-- Excerpted records follows --

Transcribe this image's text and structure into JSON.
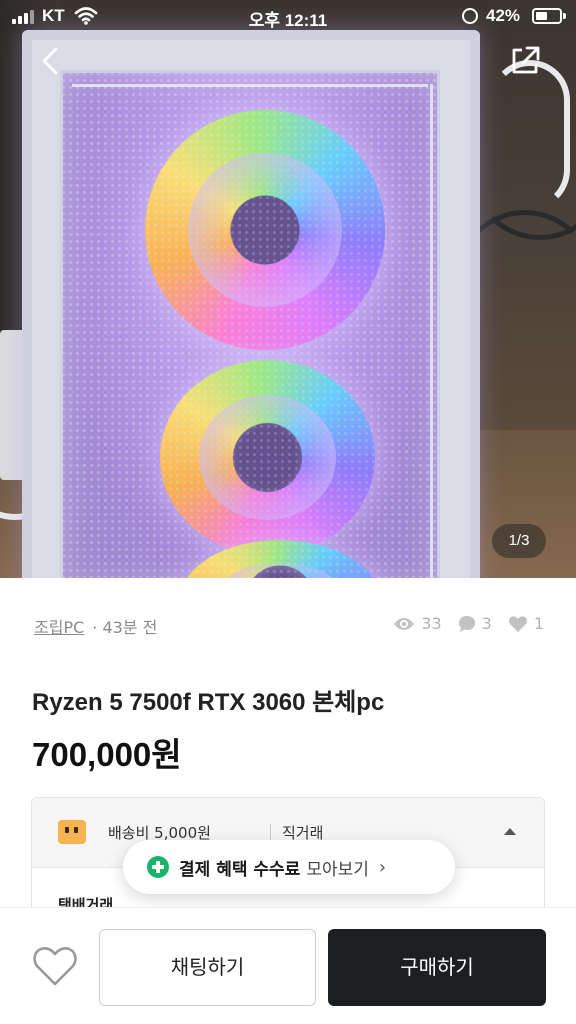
{
  "status_bar": {
    "carrier": "KT",
    "time": "오후 12:11",
    "battery": "42%"
  },
  "photo": {
    "counter": "1/3"
  },
  "product": {
    "category": "조립PC",
    "posted": "· 43분 전",
    "views": "33",
    "chats": "3",
    "likes": "1",
    "title": "Ryzen 5 7500f RTX 3060 본체pc",
    "price": "700,000원"
  },
  "shipping": {
    "fee": "배송비 5,000원",
    "method": "직거래",
    "next_label": "택배거래"
  },
  "benefit_banner": {
    "bold": "결제 혜택 수수료",
    "rest": "모아보기"
  },
  "actions": {
    "chat": "채팅하기",
    "buy": "구매하기"
  },
  "colors": {
    "buy_bg": "#1c1f22",
    "benefit_icon": "#19b46a",
    "shipping_icon": "#f5b352"
  }
}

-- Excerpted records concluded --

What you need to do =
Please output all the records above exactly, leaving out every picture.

Finished task =
Transcribe this image's text and structure into JSON.
{
  "status_bar": {
    "carrier": "KT",
    "time": "오후 12:11",
    "battery": "42%"
  },
  "photo": {
    "counter": "1/3"
  },
  "product": {
    "category": "조립PC",
    "posted": "· 43분 전",
    "views": "33",
    "chats": "3",
    "likes": "1",
    "title": "Ryzen 5 7500f RTX 3060 본체pc",
    "price": "700,000원"
  },
  "shipping": {
    "fee": "배송비 5,000원",
    "method": "직거래",
    "next_label": "택배거래"
  },
  "benefit_banner": {
    "bold": "결제 혜택 수수료",
    "rest": "모아보기"
  },
  "actions": {
    "chat": "채팅하기",
    "buy": "구매하기"
  },
  "colors": {
    "buy_bg": "#1c1f22",
    "benefit_icon": "#19b46a",
    "shipping_icon": "#f5b352"
  }
}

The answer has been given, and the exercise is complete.